**About this exercise**
Print the full listing once more, exactly as given.

**Input data**
--
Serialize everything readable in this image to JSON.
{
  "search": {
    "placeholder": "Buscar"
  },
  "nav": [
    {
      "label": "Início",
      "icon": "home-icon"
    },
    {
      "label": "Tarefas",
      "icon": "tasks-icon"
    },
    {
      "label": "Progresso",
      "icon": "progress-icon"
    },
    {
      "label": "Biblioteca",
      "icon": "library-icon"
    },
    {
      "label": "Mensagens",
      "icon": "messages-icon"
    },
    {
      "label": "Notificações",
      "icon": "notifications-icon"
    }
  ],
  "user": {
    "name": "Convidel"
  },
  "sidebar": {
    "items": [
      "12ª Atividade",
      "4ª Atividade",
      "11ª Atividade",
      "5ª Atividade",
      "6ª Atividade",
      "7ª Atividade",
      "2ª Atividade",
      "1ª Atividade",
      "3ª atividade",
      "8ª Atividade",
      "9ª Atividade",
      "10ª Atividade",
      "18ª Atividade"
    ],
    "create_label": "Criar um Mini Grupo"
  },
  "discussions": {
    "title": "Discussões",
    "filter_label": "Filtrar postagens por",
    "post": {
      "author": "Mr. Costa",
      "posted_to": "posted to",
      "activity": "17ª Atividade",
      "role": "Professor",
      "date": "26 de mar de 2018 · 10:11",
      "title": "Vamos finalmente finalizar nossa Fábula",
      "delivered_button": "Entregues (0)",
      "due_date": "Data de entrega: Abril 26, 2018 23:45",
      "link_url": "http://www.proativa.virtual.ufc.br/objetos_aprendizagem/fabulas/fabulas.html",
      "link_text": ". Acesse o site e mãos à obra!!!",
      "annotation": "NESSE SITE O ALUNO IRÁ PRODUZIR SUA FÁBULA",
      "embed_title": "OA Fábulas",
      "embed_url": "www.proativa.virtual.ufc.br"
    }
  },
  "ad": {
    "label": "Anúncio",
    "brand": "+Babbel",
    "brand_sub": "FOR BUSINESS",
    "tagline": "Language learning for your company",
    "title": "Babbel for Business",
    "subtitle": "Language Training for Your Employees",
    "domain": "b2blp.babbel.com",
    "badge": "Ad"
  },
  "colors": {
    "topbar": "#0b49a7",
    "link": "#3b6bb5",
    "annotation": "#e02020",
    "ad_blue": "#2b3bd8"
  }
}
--
**Response**
Serialize everything readable in this image to JSON.
{
  "search": {
    "placeholder": "Buscar"
  },
  "nav": [
    {
      "label": "Início",
      "icon": "home-icon"
    },
    {
      "label": "Tarefas",
      "icon": "tasks-icon"
    },
    {
      "label": "Progresso",
      "icon": "progress-icon"
    },
    {
      "label": "Biblioteca",
      "icon": "library-icon"
    },
    {
      "label": "Mensagens",
      "icon": "messages-icon"
    },
    {
      "label": "Notificações",
      "icon": "notifications-icon"
    }
  ],
  "user": {
    "name": "Convidel"
  },
  "sidebar": {
    "items": [
      "12ª Atividade",
      "4ª Atividade",
      "11ª Atividade",
      "5ª Atividade",
      "6ª Atividade",
      "7ª Atividade",
      "2ª Atividade",
      "1ª Atividade",
      "3ª atividade",
      "8ª Atividade",
      "9ª Atividade",
      "10ª Atividade",
      "18ª Atividade"
    ],
    "create_label": "Criar um Mini Grupo"
  },
  "discussions": {
    "title": "Discussões",
    "filter_label": "Filtrar postagens por",
    "post": {
      "author": "Mr. Costa",
      "posted_to": "posted to",
      "activity": "17ª Atividade",
      "role": "Professor",
      "date": "26 de mar de 2018 · 10:11",
      "title": "Vamos finalmente finalizar nossa Fábula",
      "delivered_button": "Entregues (0)",
      "due_date": "Data de entrega: Abril 26, 2018 23:45",
      "link_url": "http://www.proativa.virtual.ufc.br/objetos_aprendizagem/fabulas/fabulas.html",
      "link_text": ". Acesse o site e mãos à obra!!!",
      "annotation": "NESSE SITE O ALUNO IRÁ PRODUZIR SUA FÁBULA",
      "embed_title": "OA Fábulas",
      "embed_url": "www.proativa.virtual.ufc.br"
    }
  },
  "ad": {
    "label": "Anúncio",
    "brand": "+Babbel",
    "brand_sub": "FOR BUSINESS",
    "tagline": "Language learning for your company",
    "title": "Babbel for Business",
    "subtitle": "Language Training for Your Employees",
    "domain": "b2blp.babbel.com",
    "badge": "Ad"
  },
  "colors": {
    "topbar": "#0b49a7",
    "link": "#3b6bb5",
    "annotation": "#e02020",
    "ad_blue": "#2b3bd8"
  }
}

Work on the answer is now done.